Idling of cars costs money, consumes energy, and pollutes the air. But, when winter temperatures dip below freezing, many Americans intentionally idle their cars for long periods of time. The reasons why were discussed this month in detail in a series of articles by Chris Mooney*, who is leading the Washington Post’s new energy and environment online section.

Across the country, idling vehicles account for an estimated 10.6 billion gallons of gasoline use and 1.6% of total greenhouse gases emissions. Furthermore, idling can produce significant amounts of other air pollutants including volatile organic compounds (VOCs), carbon monoxide, NOx, and particulate matter (PM). These pollutants have all been identified as threats to human health. In the case of particulate matter, health impacts include asthma and other respiratory illnesses, lung cancer and cardiopulmonary mortality. Globally, an estimated 800,000 early deaths occur each year as the result of combustion-related emissions (both particulate matter and ozone).

According to researchers at Vanderbilt University, the average person will spend 4.2 minutes per day idling their car in order to warm it up. This behaviour represents about 25% of the estimated per capita idling time in the United States. (Note: these data are from a survey that was originally conducted in 2007 and so the exact numbers may have changed somewhat over the last 7 years).

In his recent series, Mooney explored reasons why people might or might not choose to ide their cars in the winter for longer than the 30 seconds recommended by the U.S. Department of Energy, concluding that winter idling of vehicles is “the biggest winter energy myth” that stems from a history of misconceptions:

“Like many misconceptions, the idea behind winter car idling begins with a kernel of truth. Cars do get worse fuel economy when it's really cold out -- they are at least 12 percent less fuel efficient, according to Environmental Protection Agency and Energy Department. And it does take longer for the engine to warm up and reach an optimal driving temperature in cold weather.

Moreover, older cars -- which relied on carburetors as a crucial engine component -- did need to warm up to work well, according to several auto industry experts. Without warming up, the carburetor would not necessarily be able to get the right mix of air and fuel in the engine -- and the car might stall out. During the 1980s and into the early 1990s, however, the auto industry did away with carburetors in favor of electronic fuel injection, which uses sensors to supply fuel to the engine and get the right air and fuel mix. This makes the problem of warming up the car before driving irrelevant, because the sensors monitor and adjust to temperature conditions.

Idling in winter thus has no benefit to your (presumably modern) car. Auto experts today say that you should warm up the car no more than 30 seconds before you start driving in winter. "The engine will warm up faster being driven," the EPA and DOE explain.

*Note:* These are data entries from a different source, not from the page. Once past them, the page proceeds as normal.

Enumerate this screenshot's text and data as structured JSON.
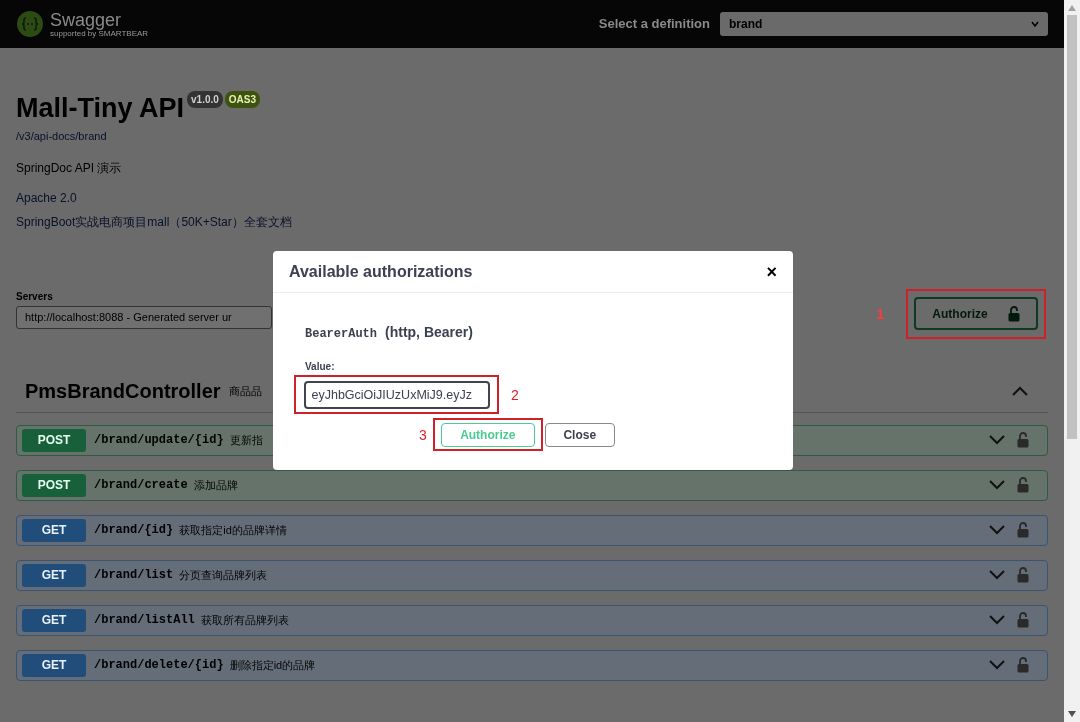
{
  "header": {
    "logo_text": "Swagger",
    "logo_subtext": "supported by SMARTBEAR",
    "definition_label": "Select a definition",
    "definition_value": "brand"
  },
  "info": {
    "title": "Mall-Tiny API",
    "version": "v1.0.0",
    "oas_badge": "OAS3",
    "spec_link": "/v3/api-docs/brand",
    "description": "SpringDoc API 演示",
    "license_link": "Apache 2.0",
    "docs_link": "SpringBoot实战电商项目mall（50K+Star）全套文档"
  },
  "servers": {
    "label": "Servers",
    "value": "http://localhost:8088 - Generated server ur"
  },
  "authorize_button": {
    "label": "Authorize",
    "annotation": "1"
  },
  "tag_section": {
    "name": "PmsBrandController",
    "description": "商品品",
    "expanded": true
  },
  "operations": [
    {
      "method": "POST",
      "path": "/brand/update/{id}",
      "summary": "更新指"
    },
    {
      "method": "POST",
      "path": "/brand/create",
      "summary": "添加品牌"
    },
    {
      "method": "GET",
      "path": "/brand/{id}",
      "summary": "获取指定id的品牌详情"
    },
    {
      "method": "GET",
      "path": "/brand/list",
      "summary": "分页查询品牌列表"
    },
    {
      "method": "GET",
      "path": "/brand/listAll",
      "summary": "获取所有品牌列表"
    },
    {
      "method": "GET",
      "path": "/brand/delete/{id}",
      "summary": "删除指定id的品牌"
    }
  ],
  "modal": {
    "title": "Available authorizations",
    "close_glyph": "×",
    "scheme_name": "BearerAuth",
    "scheme_type": "(http, Bearer)",
    "value_label": "Value:",
    "value": "eyJhbGciOiJIUzUxMiJ9.eyJz",
    "value_annotation": "2",
    "authorize_label": "Authorize",
    "authorize_annotation": "3",
    "close_label": "Close"
  }
}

Indeed, it is better to turn your engine off and start it again than to leave it idling. (As many readers pointed out after this post was first published, it's always important to be careful driving in winter, and clear your windshield of any ice.)”

But, in his follow-up article, Mooney notes that people often idle their cars in the winter for reasons that have nothing to do with these misconceptions but rather are primarily focused on safety and comfort:

“Perhaps the greatest volume of responses [from readers to the initial article on idling in the winter] came from people saying they could care less about energy concerns -- they idle their cars not for engine reasons, but to help defrost them and remove ice so that they can drive safely. That's not the focus of government agencies in this regard, but it is clearly a highly defensible use of idling.”

According to the U.S. Department of Energy, “the best way to warm up a vehicle is to drive it. No more than 30 seconds of idling on winter days is needed. Anything more simply wastes fuel and increases emissions.” But, there are many reasons why Americans might not follow this advice.

Photo Credit:

1. Photo of cars parked in the snow by newsanek exists in the public domain.

2. Table from Carrico, et. al. “Costly myths: An analysis of idling beliefs and behavior in personal motor vehicles” August 2009 <link>

*Melissa C. Lott was a guest writer on Chris Mooney and Sheril Kirshenbaum’s blog “The Intersection” at Discover Magazine in 2010.